Since that beginning, Suzy and I have grown to realize that we are indeed on the same frequency. Often one of us will be thinking of doing one thing or another and the other will suggest that we do just that. We’ve already traveled quite a lot. We go the Mississippi Coast often. We’ve been to Gulf Shores, Alabama, and to Fort Walton Beach, Florida. We traveled to West Virginia to visit Suzy’s oldest son, Danny, and his family. We’ve spent a lovely weekend in a wonderful bed and breakfast on the Gettysburg battlefield. In late October, we returned to Pigeon Forge for four peaceful days.
Somewhere along the way, I told Suzy that I wanted to marry her. She replied that it wasn’t necessary, so long as we are together, but I wanted to make the commitment. Somehow, it mattered. A lot. And so, in December, just a week or so before Christmas, I put a diamond ring on Suzy’s finger. Not long after, we began the process of setting a date. We’d thought of March at first, but then we settled on April. So we thought. We picked a day, but that didn’t jive with various family schedules. So we tried another. This one didn’t match up with still other family members. We moved on to May, tried two different weekends, to no avail, and then, at last, we found a day that works for everyone.
For the last several days, I have been getting an education in the complexities of planning a “simple” wedding. We talked with one service and another and another and another, until we settled on the one service that seems to have everything we need.

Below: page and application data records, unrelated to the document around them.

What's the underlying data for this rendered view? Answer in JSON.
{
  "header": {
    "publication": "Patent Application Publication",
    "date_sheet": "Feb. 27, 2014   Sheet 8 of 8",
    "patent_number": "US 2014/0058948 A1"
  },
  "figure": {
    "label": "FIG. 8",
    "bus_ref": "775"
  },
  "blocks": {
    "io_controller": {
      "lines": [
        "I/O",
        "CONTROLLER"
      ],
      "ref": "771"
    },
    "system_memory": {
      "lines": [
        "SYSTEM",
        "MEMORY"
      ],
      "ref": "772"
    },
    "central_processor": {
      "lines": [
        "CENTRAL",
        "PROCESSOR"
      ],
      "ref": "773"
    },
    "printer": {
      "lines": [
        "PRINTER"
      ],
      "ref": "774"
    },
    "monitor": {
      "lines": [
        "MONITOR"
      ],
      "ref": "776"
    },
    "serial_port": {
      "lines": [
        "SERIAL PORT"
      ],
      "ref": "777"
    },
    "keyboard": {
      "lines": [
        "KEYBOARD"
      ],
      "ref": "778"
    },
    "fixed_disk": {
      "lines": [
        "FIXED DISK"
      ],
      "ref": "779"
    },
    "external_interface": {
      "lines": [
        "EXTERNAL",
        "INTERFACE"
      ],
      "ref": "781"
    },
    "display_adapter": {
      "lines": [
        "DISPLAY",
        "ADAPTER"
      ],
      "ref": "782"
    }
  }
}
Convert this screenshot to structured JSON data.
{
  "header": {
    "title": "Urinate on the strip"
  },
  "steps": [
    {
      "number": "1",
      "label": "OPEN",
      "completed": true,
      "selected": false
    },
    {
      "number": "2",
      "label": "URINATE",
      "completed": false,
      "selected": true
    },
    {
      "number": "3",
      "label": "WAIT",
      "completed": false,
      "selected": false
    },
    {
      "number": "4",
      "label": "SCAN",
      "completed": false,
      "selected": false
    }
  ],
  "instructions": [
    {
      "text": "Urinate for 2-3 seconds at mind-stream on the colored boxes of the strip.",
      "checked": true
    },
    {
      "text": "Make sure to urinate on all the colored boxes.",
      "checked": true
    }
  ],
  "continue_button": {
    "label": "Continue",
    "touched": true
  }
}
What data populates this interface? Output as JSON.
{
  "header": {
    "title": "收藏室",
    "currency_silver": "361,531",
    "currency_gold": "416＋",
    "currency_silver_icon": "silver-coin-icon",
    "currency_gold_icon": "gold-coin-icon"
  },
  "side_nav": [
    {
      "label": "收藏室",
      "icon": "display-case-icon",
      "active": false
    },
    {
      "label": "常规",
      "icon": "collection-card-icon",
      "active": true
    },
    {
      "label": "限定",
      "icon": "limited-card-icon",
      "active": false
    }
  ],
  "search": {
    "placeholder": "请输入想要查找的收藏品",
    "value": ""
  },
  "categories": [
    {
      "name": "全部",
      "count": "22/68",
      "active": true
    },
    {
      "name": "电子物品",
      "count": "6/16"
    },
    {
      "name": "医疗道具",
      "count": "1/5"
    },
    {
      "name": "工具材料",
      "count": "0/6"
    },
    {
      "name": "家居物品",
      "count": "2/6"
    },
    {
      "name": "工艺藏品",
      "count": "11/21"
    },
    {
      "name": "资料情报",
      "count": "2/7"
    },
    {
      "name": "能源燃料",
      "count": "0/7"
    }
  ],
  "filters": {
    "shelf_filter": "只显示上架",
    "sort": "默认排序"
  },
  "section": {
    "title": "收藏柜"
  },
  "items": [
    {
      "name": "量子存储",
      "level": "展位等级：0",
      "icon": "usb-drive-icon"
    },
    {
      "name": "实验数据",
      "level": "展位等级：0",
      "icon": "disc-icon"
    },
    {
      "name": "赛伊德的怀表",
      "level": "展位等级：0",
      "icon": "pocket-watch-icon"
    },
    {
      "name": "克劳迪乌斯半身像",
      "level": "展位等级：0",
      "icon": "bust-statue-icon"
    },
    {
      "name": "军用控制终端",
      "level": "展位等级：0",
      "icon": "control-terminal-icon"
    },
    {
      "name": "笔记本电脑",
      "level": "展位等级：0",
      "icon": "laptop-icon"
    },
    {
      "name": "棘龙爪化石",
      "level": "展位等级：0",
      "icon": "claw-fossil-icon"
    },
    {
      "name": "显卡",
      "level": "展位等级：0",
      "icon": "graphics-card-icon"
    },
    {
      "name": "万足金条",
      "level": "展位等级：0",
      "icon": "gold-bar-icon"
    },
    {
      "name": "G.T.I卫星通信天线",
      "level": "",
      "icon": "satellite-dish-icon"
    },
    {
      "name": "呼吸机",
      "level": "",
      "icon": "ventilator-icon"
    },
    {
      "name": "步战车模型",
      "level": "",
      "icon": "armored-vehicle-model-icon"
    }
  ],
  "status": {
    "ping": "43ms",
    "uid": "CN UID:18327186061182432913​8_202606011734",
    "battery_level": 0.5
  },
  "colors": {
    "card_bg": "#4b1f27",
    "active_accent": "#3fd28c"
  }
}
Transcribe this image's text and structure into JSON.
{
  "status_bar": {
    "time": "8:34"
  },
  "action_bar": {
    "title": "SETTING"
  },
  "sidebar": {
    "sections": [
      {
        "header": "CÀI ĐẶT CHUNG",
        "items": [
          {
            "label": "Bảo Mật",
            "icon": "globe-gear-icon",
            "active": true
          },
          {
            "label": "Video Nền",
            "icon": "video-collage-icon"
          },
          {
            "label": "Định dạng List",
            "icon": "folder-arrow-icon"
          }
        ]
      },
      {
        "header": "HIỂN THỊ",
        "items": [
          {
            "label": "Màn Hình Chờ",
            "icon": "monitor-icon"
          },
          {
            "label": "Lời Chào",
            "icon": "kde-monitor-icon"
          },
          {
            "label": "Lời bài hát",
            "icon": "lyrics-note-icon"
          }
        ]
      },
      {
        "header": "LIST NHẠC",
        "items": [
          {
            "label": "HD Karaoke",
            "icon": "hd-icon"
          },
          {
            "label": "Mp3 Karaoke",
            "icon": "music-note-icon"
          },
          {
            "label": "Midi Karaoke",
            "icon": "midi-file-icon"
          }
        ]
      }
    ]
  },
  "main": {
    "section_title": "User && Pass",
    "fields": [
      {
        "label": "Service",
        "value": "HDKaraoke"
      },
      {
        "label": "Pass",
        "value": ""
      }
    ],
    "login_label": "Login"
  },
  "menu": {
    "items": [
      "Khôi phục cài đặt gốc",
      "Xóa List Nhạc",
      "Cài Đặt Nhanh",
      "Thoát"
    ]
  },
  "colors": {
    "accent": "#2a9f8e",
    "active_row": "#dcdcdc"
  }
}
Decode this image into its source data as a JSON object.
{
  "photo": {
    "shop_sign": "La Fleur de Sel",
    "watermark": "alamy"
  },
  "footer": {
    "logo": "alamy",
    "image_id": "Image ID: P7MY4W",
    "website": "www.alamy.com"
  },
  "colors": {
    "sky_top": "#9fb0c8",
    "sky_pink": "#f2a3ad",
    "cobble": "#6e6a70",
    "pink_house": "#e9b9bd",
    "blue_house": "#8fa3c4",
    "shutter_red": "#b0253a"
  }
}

And so, on Thursday, we made a down-payment for the services of a picturesque little mountainside wedding chapel in Pigeon Forge. There, in the Mountain Valley Wedding Chapel, Susan Foxworth Smith and Jon Gilbert Stephenson will “jump the broom” on 25 May, 2013.
This little union carries with it a bit of irony. You see, Suzy, as I call her, is Susan. Or Sue. Once we clear that fabled broom, she’ll be Susan, Suzy, Sue Stephenson. My late mother’s name….is Sue. Somehow, I feel my mama’s smile. And I hear my daddy’s laugh. I can see the tears on my grandmama’s face and the quiet satisfaction on my granddaddy’s face (My gawd! The boy finally done somethin’ right….). As I said early on, the feeling of “rightness” continues to grow. Lordy, I hope it never stops….